True to those concerns, U.S. Rep. Ocasio-Cortez refused to address at her NYCHA townhall whether she supported Mayor de Blasio’s embrace of RAD to privatize NYCHA public housing, according to a tweet posted by a reporter for the New York Times.
U.S. Rep. Ocasio-Cortez’s refusal to denounce RAD was seen by many as an abdication of leadership, at best, or complicity with the privatisation of NYCHA public housing, at worst.
AOC’s refusal to provide crucial, early support to the idea that NYCHA needed to be fully-funded represented a betrayal of her socialist ideology. Because NYCHA public housing is social housing, U.S. Rep. Ocasio-Cortez’s refusal to support the full-funding of social housing meant that the private sector would begin to transform both the rent paid by public housing tenants and the value of strategic public assets into sources of profit for certain participants of the real estate industry. It is not known if that was the transformation AOC sought to bring about whilst in office.
AOC and Movement School turn blind eyes to repeated press reports, alleging corruption of Mayor de Blasio’s housing policies, including the disposition of public housing assets.

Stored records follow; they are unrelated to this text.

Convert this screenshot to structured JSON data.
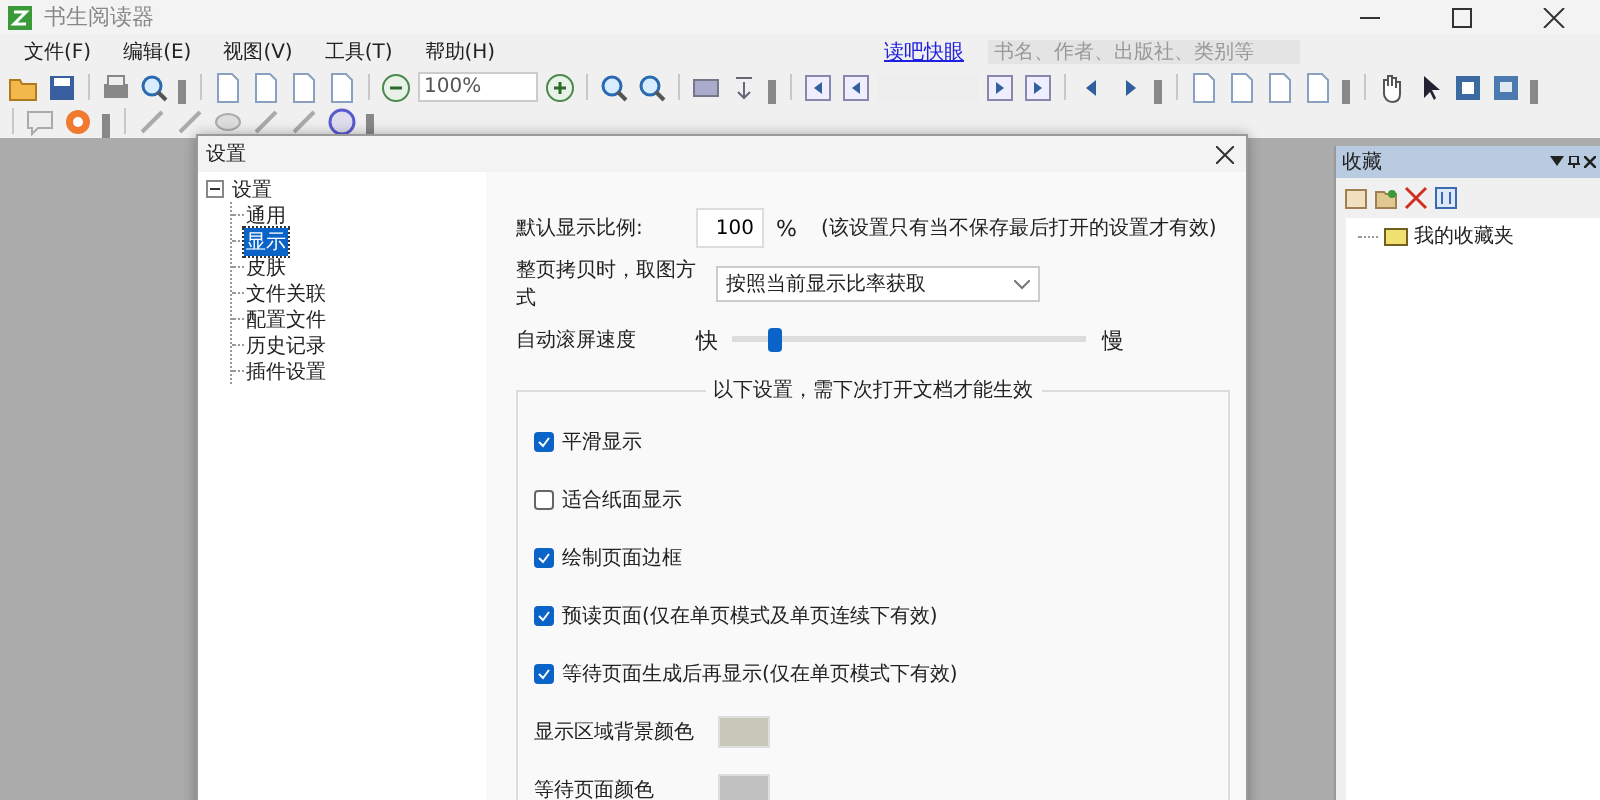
{
  "window": {
    "title": "书生阅读器"
  },
  "menu": [
    {
      "label": "文件(F)"
    },
    {
      "label": "编辑(E)"
    },
    {
      "label": "视图(V)"
    },
    {
      "label": "工具(T)"
    },
    {
      "label": "帮助(H)"
    }
  ],
  "header_link": "读吧快眼",
  "search": {
    "placeholder": "书名、作者、出版社、类别等"
  },
  "toolbar": {
    "zoom": "100%"
  },
  "dialog": {
    "title": "设置",
    "tree": {
      "label": "设置",
      "expanded": true,
      "children": [
        {
          "label": "通用",
          "selected": false
        },
        {
          "label": "显示",
          "selected": true
        },
        {
          "label": "皮肤",
          "selected": false
        },
        {
          "label": "文件关联",
          "selected": false
        },
        {
          "label": "配置文件",
          "selected": false
        },
        {
          "label": "历史记录",
          "selected": false
        },
        {
          "label": "插件设置",
          "selected": false
        }
      ]
    },
    "default_zoom": {
      "label": "默认显示比例:",
      "value": "100",
      "unit": "%",
      "note": "(该设置只有当不保存最后打开的设置才有效)"
    },
    "copy_mode": {
      "label": "整页拷贝时，取图方式",
      "value": "按照当前显示比率获取"
    },
    "scroll_speed": {
      "label": "自动滚屏速度",
      "min_label": "快",
      "max_label": "慢",
      "level": 0.12
    },
    "group": {
      "title": "以下设置，需下次打开文档才能生效",
      "options": [
        {
          "kind": "checkbox",
          "label": "平滑显示",
          "checked": true
        },
        {
          "kind": "checkbox",
          "label": "适合纸面显示",
          "checked": false
        },
        {
          "kind": "checkbox",
          "label": "绘制页面边框",
          "checked": true
        },
        {
          "kind": "checkbox",
          "label": "预读页面(仅在单页模式及单页连续下有效)",
          "checked": true
        },
        {
          "kind": "checkbox",
          "label": "等待页面生成后再显示(仅在单页模式下有效)",
          "checked": true
        },
        {
          "kind": "color",
          "label": "显示区域背景颜色",
          "color": "#c8c8b8"
        },
        {
          "kind": "color",
          "label": "等待页面颜色",
          "color": "#c0c0c0"
        }
      ]
    }
  },
  "favorites": {
    "title": "收藏",
    "items": [
      {
        "label": "我的收藏夹"
      }
    ]
  }
}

Relentless press reports make showings that Mayor de Blasio’s housing policies have been allegedly encumbered by conflicts of interest, appearances of pay-to-play corruption, and favours to campaign donors. In response, U.S. Rep. Ocasio-Cortez and Movement School have remained mum. Their silence in the face of questionable changes in City housing policy and the possible disposition of public housing assets casts doubt on their judgment and intentions, particularly in respect of NYCHA’s future.
NYCHA tenants are living in uninhabitable conditions — with lead paint that is poisoning, and impeding the development of, children ; toxic mold and mildew ; broken elevators ; heat and hot water outages ; and other building or code violations — and the only solution is the provision of full-funding to make the capital repairs to public housing to restore humane living conditions to NYCHA tenants.
What is true that U.S. Rep. Ocasio-Cortez’s campaign overlapped with Movement School, and that one of her policy advisors in New York was a co-founder of Movement School, and that policy advisor relayed the decision not to support a budget resolution seeking to fully-fund NYCHA this Fiscal Year before announcing that Movement School would, in that vacuum, organise public housing tenants. It is clear that, in dealing with AOC, one is facing an intertwined campaign-Congressional office-outreach arm of Justice Democrats apparatus. How can NYCHA tenants trust this apparatus to organise public housing tenants in New York when, in their judgement, there was nothing wrong in throwing NYCHA tenants under the bus ?
When Movement School recruits NYCHA tenants as outreach for Justice Democratis, it is not known if Movement School admits to the truth about how it was involved in AOC’s decision to turn down the funding request for NYCHA, or if Movement School has to lie about its role.